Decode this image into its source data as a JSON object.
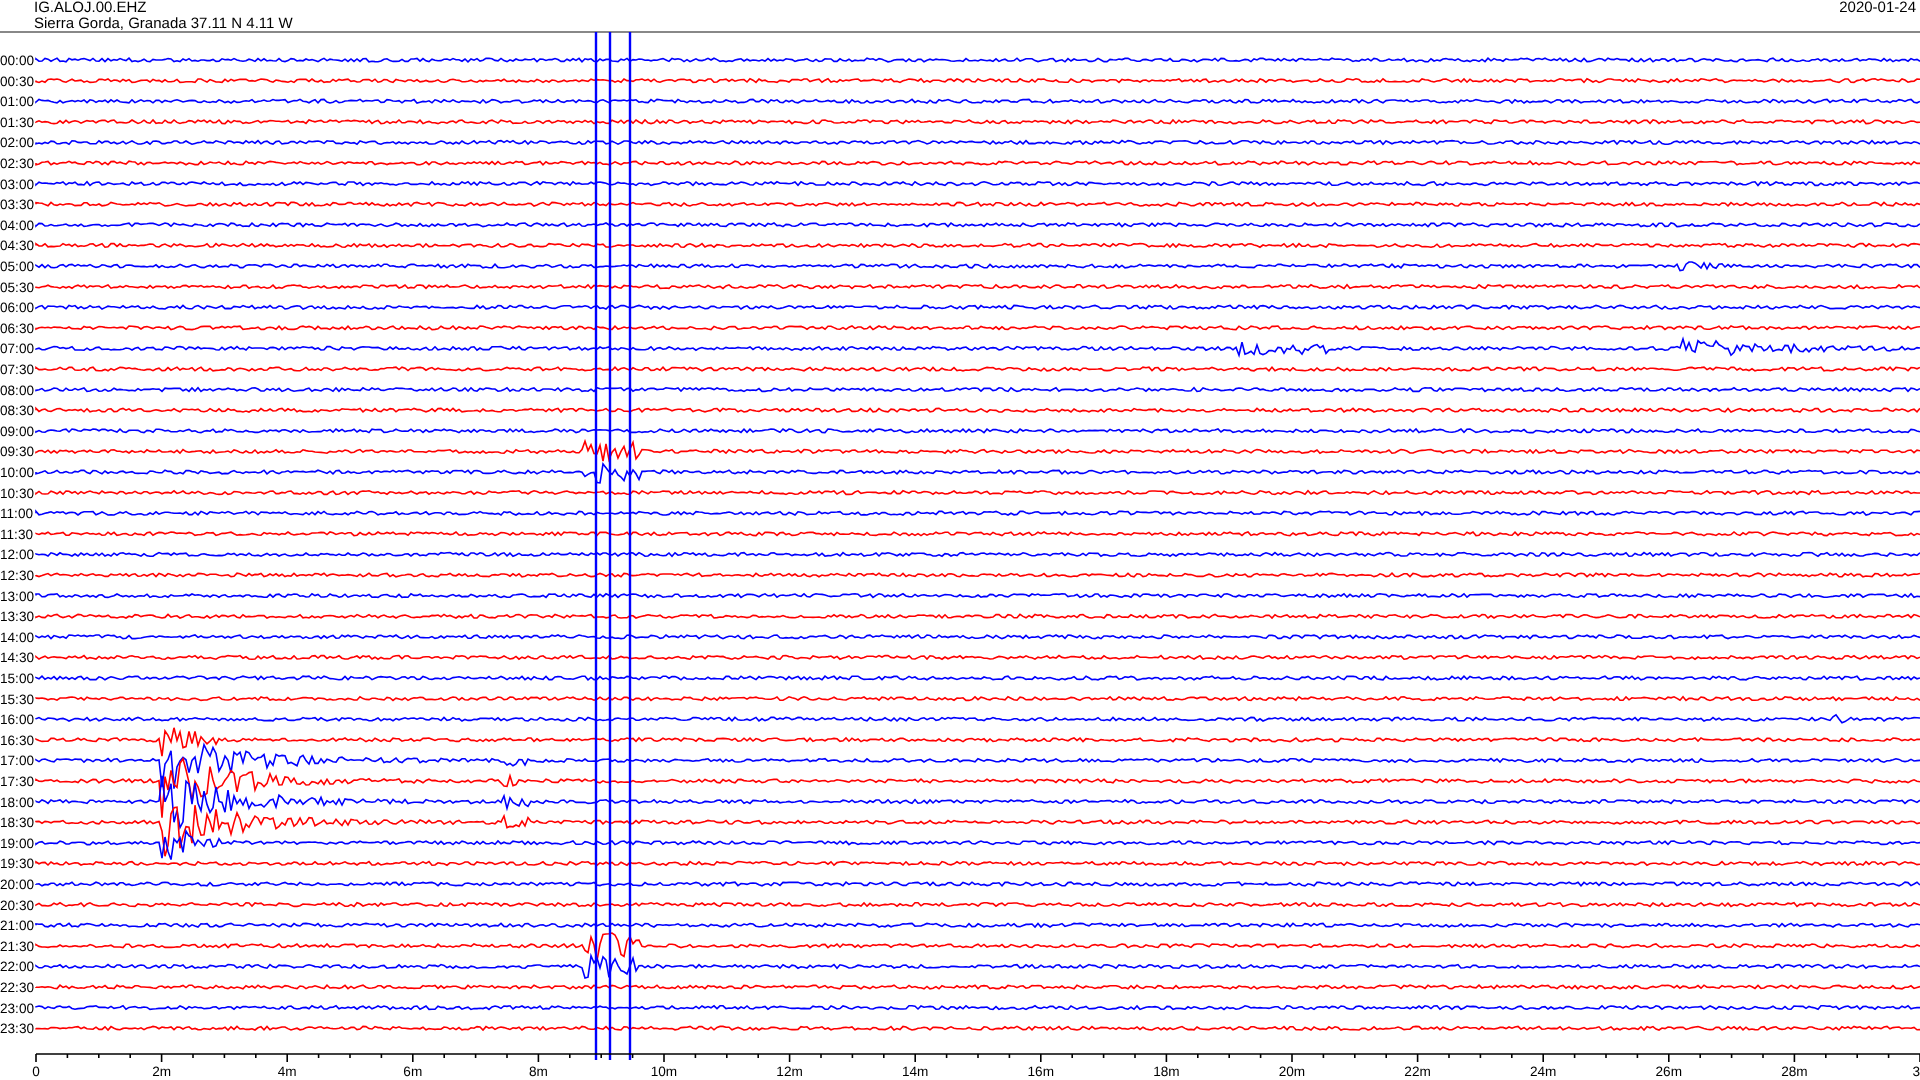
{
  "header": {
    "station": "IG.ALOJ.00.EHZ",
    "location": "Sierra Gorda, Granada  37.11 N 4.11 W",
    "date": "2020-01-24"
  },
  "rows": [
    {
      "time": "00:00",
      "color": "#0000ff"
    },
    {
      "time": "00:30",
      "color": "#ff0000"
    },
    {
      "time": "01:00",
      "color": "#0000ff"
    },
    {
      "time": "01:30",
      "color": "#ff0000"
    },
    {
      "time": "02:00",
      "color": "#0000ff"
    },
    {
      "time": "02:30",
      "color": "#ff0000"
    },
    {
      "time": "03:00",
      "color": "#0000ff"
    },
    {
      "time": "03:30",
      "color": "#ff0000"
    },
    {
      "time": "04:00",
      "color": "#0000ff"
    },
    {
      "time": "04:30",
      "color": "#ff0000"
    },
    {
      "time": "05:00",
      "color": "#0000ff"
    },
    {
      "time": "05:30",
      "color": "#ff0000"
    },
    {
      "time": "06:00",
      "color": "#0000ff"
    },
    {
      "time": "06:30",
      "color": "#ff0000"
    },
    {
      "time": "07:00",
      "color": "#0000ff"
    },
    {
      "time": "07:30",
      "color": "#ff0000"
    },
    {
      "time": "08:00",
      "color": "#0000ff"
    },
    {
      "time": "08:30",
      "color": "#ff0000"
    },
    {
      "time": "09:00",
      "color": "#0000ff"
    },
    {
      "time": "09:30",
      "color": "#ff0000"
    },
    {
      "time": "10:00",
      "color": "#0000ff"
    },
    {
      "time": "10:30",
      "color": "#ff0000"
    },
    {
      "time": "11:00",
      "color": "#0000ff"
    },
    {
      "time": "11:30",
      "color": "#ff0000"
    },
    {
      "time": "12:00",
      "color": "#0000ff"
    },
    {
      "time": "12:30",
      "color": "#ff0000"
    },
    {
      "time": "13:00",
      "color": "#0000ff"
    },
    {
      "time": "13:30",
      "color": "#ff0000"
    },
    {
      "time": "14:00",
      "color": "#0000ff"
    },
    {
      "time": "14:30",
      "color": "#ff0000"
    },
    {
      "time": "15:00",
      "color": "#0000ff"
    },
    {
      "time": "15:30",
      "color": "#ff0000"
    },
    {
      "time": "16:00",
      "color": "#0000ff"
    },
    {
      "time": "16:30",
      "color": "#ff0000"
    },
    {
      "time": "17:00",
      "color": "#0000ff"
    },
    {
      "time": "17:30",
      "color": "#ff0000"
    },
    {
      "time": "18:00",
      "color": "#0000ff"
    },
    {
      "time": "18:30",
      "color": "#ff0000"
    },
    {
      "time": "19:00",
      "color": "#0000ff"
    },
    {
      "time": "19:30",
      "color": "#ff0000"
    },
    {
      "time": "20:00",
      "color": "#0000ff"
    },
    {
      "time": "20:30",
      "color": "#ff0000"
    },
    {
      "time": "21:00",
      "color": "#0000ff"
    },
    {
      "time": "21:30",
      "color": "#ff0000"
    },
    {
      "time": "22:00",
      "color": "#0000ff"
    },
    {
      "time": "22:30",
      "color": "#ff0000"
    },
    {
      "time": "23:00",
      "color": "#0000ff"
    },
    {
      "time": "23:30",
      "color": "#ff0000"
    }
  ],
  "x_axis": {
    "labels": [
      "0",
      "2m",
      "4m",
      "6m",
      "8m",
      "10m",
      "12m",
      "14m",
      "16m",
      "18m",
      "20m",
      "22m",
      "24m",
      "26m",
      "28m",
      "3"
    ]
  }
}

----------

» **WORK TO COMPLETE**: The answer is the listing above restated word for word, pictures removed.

» **THE ANSWER**:
Decode this image into its source data as a JSON object.
{
  "header": {
    "station": "IG.ALOJ.00.EHZ",
    "location": "Sierra Gorda, Granada  37.11 N 4.11 W",
    "date": "2020-01-24"
  },
  "rows": [
    {
      "time": "00:00",
      "color": "#0000ff"
    },
    {
      "time": "00:30",
      "color": "#ff0000"
    },
    {
      "time": "01:00",
      "color": "#0000ff"
    },
    {
      "time": "01:30",
      "color": "#ff0000"
    },
    {
      "time": "02:00",
      "color": "#0000ff"
    },
    {
      "time": "02:30",
      "color": "#ff0000"
    },
    {
      "time": "03:00",
      "color": "#0000ff"
    },
    {
      "time": "03:30",
      "color": "#ff0000"
    },
    {
      "time": "04:00",
      "color": "#0000ff"
    },
    {
      "time": "04:30",
      "color": "#ff0000"
    },
    {
      "time": "05:00",
      "color": "#0000ff"
    },
    {
      "time": "05:30",
      "color": "#ff0000"
    },
    {
      "time": "06:00",
      "color": "#0000ff"
    },
    {
      "time": "06:30",
      "color": "#ff0000"
    },
    {
      "time": "07:00",
      "color": "#0000ff"
    },
    {
      "time": "07:30",
      "color": "#ff0000"
    },
    {
      "time": "08:00",
      "color": "#0000ff"
    },
    {
      "time": "08:30",
      "color": "#ff0000"
    },
    {
      "time": "09:00",
      "color": "#0000ff"
    },
    {
      "time": "09:30",
      "color": "#ff0000"
    },
    {
      "time": "10:00",
      "color": "#0000ff"
    },
    {
      "time": "10:30",
      "color": "#ff0000"
    },
    {
      "time": "11:00",
      "color": "#0000ff"
    },
    {
      "time": "11:30",
      "color": "#ff0000"
    },
    {
      "time": "12:00",
      "color": "#0000ff"
    },
    {
      "time": "12:30",
      "color": "#ff0000"
    },
    {
      "time": "13:00",
      "color": "#0000ff"
    },
    {
      "time": "13:30",
      "color": "#ff0000"
    },
    {
      "time": "14:00",
      "color": "#0000ff"
    },
    {
      "time": "14:30",
      "color": "#ff0000"
    },
    {
      "time": "15:00",
      "color": "#0000ff"
    },
    {
      "time": "15:30",
      "color": "#ff0000"
    },
    {
      "time": "16:00",
      "color": "#0000ff"
    },
    {
      "time": "16:30",
      "color": "#ff0000"
    },
    {
      "time": "17:00",
      "color": "#0000ff"
    },
    {
      "time": "17:30",
      "color": "#ff0000"
    },
    {
      "time": "18:00",
      "color": "#0000ff"
    },
    {
      "time": "18:30",
      "color": "#ff0000"
    },
    {
      "time": "19:00",
      "color": "#0000ff"
    },
    {
      "time": "19:30",
      "color": "#ff0000"
    },
    {
      "time": "20:00",
      "color": "#0000ff"
    },
    {
      "time": "20:30",
      "color": "#ff0000"
    },
    {
      "time": "21:00",
      "color": "#0000ff"
    },
    {
      "time": "21:30",
      "color": "#ff0000"
    },
    {
      "time": "22:00",
      "color": "#0000ff"
    },
    {
      "time": "22:30",
      "color": "#ff0000"
    },
    {
      "time": "23:00",
      "color": "#0000ff"
    },
    {
      "time": "23:30",
      "color": "#ff0000"
    }
  ],
  "x_axis": {
    "labels": [
      "0",
      "2m",
      "4m",
      "6m",
      "8m",
      "10m",
      "12m",
      "14m",
      "16m",
      "18m",
      "20m",
      "22m",
      "24m",
      "26m",
      "28m",
      "3"
    ]
  }
}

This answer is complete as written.